Women are Heroes

Women play an essential role in society but, travelling in conflict zones, JR realized that they are often the primary victims of war, crime, sexual assault and political or religious fanaticism. JR’s intention in the Women Are Heroes project was to underline women’s pivotal role in society and to highlight their dignity by photographing them in their daily lives and pasting their photographs in places that would make sense – in their villages, in cities nearby, or on the other side of the world. JR asked the women if they wanted to make a face.

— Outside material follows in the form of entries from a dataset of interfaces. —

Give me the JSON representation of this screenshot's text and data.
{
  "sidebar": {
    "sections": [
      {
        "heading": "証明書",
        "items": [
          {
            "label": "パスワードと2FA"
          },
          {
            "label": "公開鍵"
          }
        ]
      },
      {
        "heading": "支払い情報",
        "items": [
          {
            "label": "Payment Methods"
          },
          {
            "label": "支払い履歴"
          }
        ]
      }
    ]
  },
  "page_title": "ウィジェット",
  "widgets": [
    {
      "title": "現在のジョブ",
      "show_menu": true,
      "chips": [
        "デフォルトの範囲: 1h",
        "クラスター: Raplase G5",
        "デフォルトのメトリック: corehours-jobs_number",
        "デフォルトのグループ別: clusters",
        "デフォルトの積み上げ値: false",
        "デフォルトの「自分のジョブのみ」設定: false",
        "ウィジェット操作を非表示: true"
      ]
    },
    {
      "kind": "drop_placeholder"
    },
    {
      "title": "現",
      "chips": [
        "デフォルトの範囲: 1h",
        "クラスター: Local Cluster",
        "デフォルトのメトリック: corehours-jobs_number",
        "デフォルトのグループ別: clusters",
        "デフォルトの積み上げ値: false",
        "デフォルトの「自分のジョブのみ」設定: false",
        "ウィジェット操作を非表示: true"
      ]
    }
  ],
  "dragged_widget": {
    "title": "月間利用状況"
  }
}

Some preferred to pose silently in front of the camera, allowing everything they had been through to be read in their eyes. Others agreed and within seconds switched from a face of mourning to loud, uncontrollable laughter. Working in the Morro da Providência favela in Rio de Janeiro, Brazil, JR pasted huge photos of the faces and eyes of local women on buildings covering the favela’s mountainside. In Kenya, he put the eyes and faces of women from the slums of Kibera on their rooftops, using water-resistant material that provided the additional benefit of protection from the rain. He also pasted eyes on a working train. In India, he pasted huge, seemingly blank white posters to the walls. The images were hidden in a sticky material that gathered dust and colour pigments during Holi festival of colours, revealing the portraits. In Cambodia, JR worked with women who faced eviction due to encroaching gentrification, and were fighting for their right to remain in their homes. In war-torn Sierra Leone, Liberia and Sudan, JR’s pastings brought a haunting human presence to harsh environments of social conflict. At the end of each project, a book was made and distributed to the participants. In 2010, a film about the project was part of the Official Selection of the Cannes Film Festival. The participants often asked JR to make their stories travel – as a way of voicing what they had gone through and what they had resisted, and of telling the world that they existed. They knew that the visual language of pulling faces was something universal that would be understood in Europe or the United States as much as in their own village. Women Are Heroes ended in July 2014, when 2,600 strips of paper were pasted in 10 days on a container ship in Le Havre, France, with the help of dockers at the port. The ship then travelled across the globe to Malaysia.